CSI (and a Poison Pill) for Cats that Kill

Posted by Richard Conniff on August 14, 2015

One of Australia's 15 million feral cats at work on a native marsupial, the  phascogale

One of Australia’s 15 million feral cats at work on a native marsupial, the phascogale

Domestic cats have become notorious in recent years as one of the most destructive invasive species on the planet, now threatening dozens of bird and mammal species with extinction. (That’s on top of the 30 or so species they have already eradicated.) When conservationists are trying to restore a threatened species to its old habitats, a single murderous cat can be enough to destroy the entire project.

Now frustrated scientists in Australia are proposing to apply criminal forensics and even a poison pill to identify and eliminate problem cats—and possibly spare other cats that are innocent of the killing. In a new study in the journal Biological Conservation, they call these experimental techniques “predator profiling.”

A team of researchers led by ecologist Katherine Moseby at the University of Adelaide looked at restoration attempts for what they call “challenging species.” That generally means mammals that are big enough, toothy enough, or just plain mean enough that you might not think the average outdoor cat Read the rest of this entry »

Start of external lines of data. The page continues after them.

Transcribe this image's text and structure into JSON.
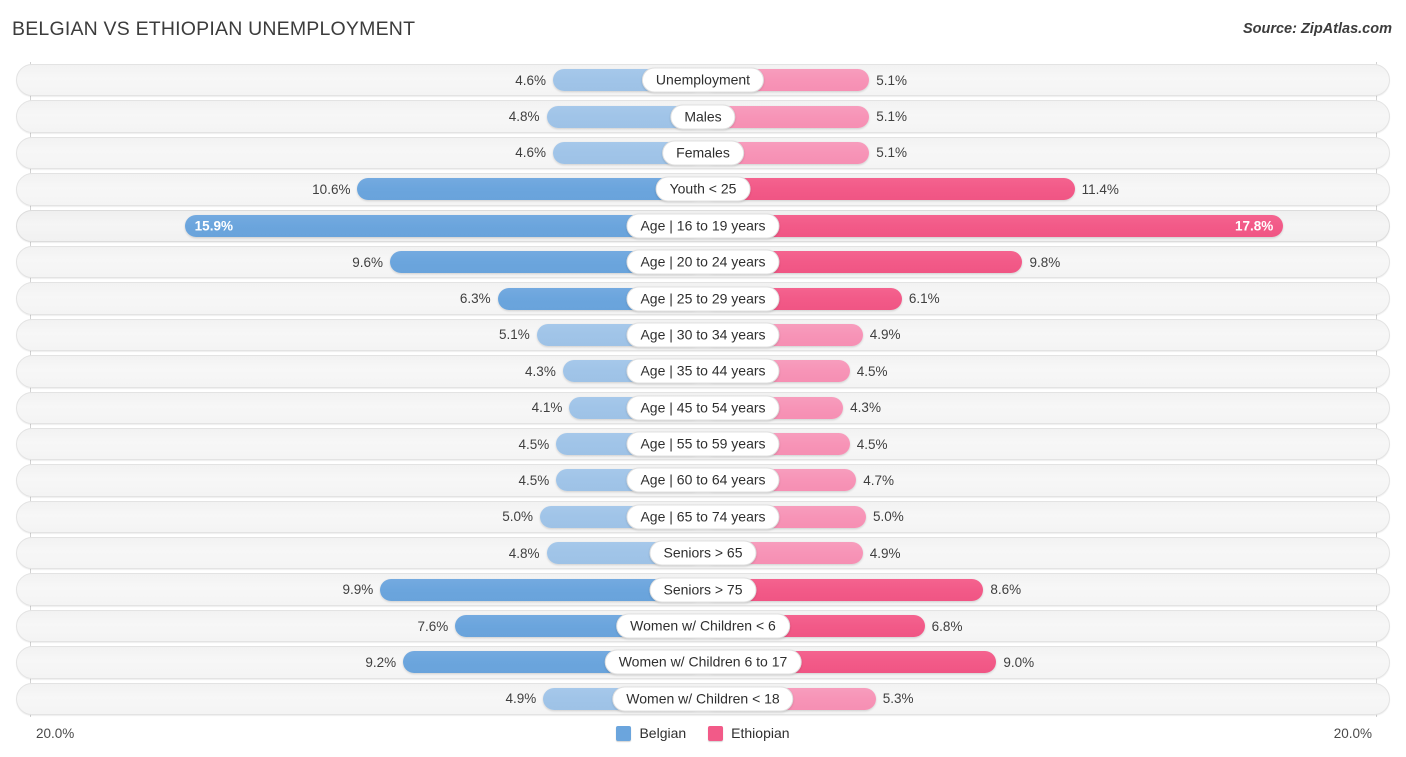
{
  "header": {
    "title": "BELGIAN VS ETHIOPIAN UNEMPLOYMENT",
    "source": "Source: ZipAtlas.com"
  },
  "footer": {
    "axis_left": "20.0%",
    "axis_right": "20.0%",
    "legend": [
      {
        "label": "Belgian",
        "color": "#6ba5dd"
      },
      {
        "label": "Ethiopian",
        "color": "#f25a88"
      }
    ]
  },
  "colors": {
    "belgian_light": "#a0c4e8",
    "belgian_strong": "#6ba5dd",
    "ethiopian_light": "#f794b7",
    "ethiopian_strong": "#f25a88"
  },
  "chart_data": {
    "type": "bar",
    "title": "BELGIAN VS ETHIOPIAN UNEMPLOYMENT",
    "subtitle": "Source: ZipAtlas.com",
    "orientation": "horizontal-diverging",
    "xlabel": "",
    "ylabel": "",
    "xlim": [
      0,
      20
    ],
    "axis_max_label": "20.0%",
    "grid": false,
    "legend_position": "bottom-center",
    "series": [
      {
        "name": "Belgian",
        "color": "#6ba5dd",
        "values": [
          4.6,
          4.8,
          4.6,
          10.6,
          15.9,
          9.6,
          6.3,
          5.1,
          4.3,
          4.1,
          4.5,
          4.5,
          5.0,
          4.8,
          9.9,
          7.6,
          9.2,
          4.9
        ]
      },
      {
        "name": "Ethiopian",
        "color": "#f25a88",
        "values": [
          5.1,
          5.1,
          5.1,
          11.4,
          17.8,
          9.8,
          6.1,
          4.9,
          4.5,
          4.3,
          4.5,
          4.7,
          5.0,
          4.9,
          8.6,
          6.8,
          9.0,
          5.3
        ]
      }
    ],
    "categories": [
      "Unemployment",
      "Males",
      "Females",
      "Youth < 25",
      "Age | 16 to 19 years",
      "Age | 20 to 24 years",
      "Age | 25 to 29 years",
      "Age | 30 to 34 years",
      "Age | 35 to 44 years",
      "Age | 45 to 54 years",
      "Age | 55 to 59 years",
      "Age | 60 to 64 years",
      "Age | 65 to 74 years",
      "Seniors > 65",
      "Seniors > 75",
      "Women w/ Children < 6",
      "Women w/ Children 6 to 17",
      "Women w/ Children < 18"
    ],
    "rows": [
      {
        "label": "Unemployment",
        "left_value": 4.6,
        "left_text": "4.6%",
        "right_value": 5.1,
        "right_text": "5.1%",
        "highlight": false
      },
      {
        "label": "Males",
        "left_value": 4.8,
        "left_text": "4.8%",
        "right_value": 5.1,
        "right_text": "5.1%",
        "highlight": false
      },
      {
        "label": "Females",
        "left_value": 4.6,
        "left_text": "4.6%",
        "right_value": 5.1,
        "right_text": "5.1%",
        "highlight": false
      },
      {
        "label": "Youth < 25",
        "left_value": 10.6,
        "left_text": "10.6%",
        "right_value": 11.4,
        "right_text": "11.4%",
        "highlight": false
      },
      {
        "label": "Age | 16 to 19 years",
        "left_value": 15.9,
        "left_text": "15.9%",
        "right_value": 17.8,
        "right_text": "17.8%",
        "highlight": true
      },
      {
        "label": "Age | 20 to 24 years",
        "left_value": 9.6,
        "left_text": "9.6%",
        "right_value": 9.8,
        "right_text": "9.8%",
        "highlight": false
      },
      {
        "label": "Age | 25 to 29 years",
        "left_value": 6.3,
        "left_text": "6.3%",
        "right_value": 6.1,
        "right_text": "6.1%",
        "highlight": false
      },
      {
        "label": "Age | 30 to 34 years",
        "left_value": 5.1,
        "left_text": "5.1%",
        "right_value": 4.9,
        "right_text": "4.9%",
        "highlight": false
      },
      {
        "label": "Age | 35 to 44 years",
        "left_value": 4.3,
        "left_text": "4.3%",
        "right_value": 4.5,
        "right_text": "4.5%",
        "highlight": false
      },
      {
        "label": "Age | 45 to 54 years",
        "left_value": 4.1,
        "left_text": "4.1%",
        "right_value": 4.3,
        "right_text": "4.3%",
        "highlight": false
      },
      {
        "label": "Age | 55 to 59 years",
        "left_value": 4.5,
        "left_text": "4.5%",
        "right_value": 4.5,
        "right_text": "4.5%",
        "highlight": false
      },
      {
        "label": "Age | 60 to 64 years",
        "left_value": 4.5,
        "left_text": "4.5%",
        "right_value": 4.7,
        "right_text": "4.7%",
        "highlight": false
      },
      {
        "label": "Age | 65 to 74 years",
        "left_value": 5.0,
        "left_text": "5.0%",
        "right_value": 5.0,
        "right_text": "5.0%",
        "highlight": false
      },
      {
        "label": "Seniors > 65",
        "left_value": 4.8,
        "left_text": "4.8%",
        "right_value": 4.9,
        "right_text": "4.9%",
        "highlight": false
      },
      {
        "label": "Seniors > 75",
        "left_value": 9.9,
        "left_text": "9.9%",
        "right_value": 8.6,
        "right_text": "8.6%",
        "highlight": false
      },
      {
        "label": "Women w/ Children < 6",
        "left_value": 7.6,
        "left_text": "7.6%",
        "right_value": 6.8,
        "right_text": "6.8%",
        "highlight": false
      },
      {
        "label": "Women w/ Children 6 to 17",
        "left_value": 9.2,
        "left_text": "9.2%",
        "right_value": 9.0,
        "right_text": "9.0%",
        "highlight": false
      },
      {
        "label": "Women w/ Children < 18",
        "left_value": 4.9,
        "left_text": "4.9%",
        "right_value": 5.3,
        "right_text": "5.3%",
        "highlight": false
      }
    ]
  }
}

Posted in Conservation and Extinction, Cool Tools, Kill or Be Killed | Tagged: , , | 5 Comments »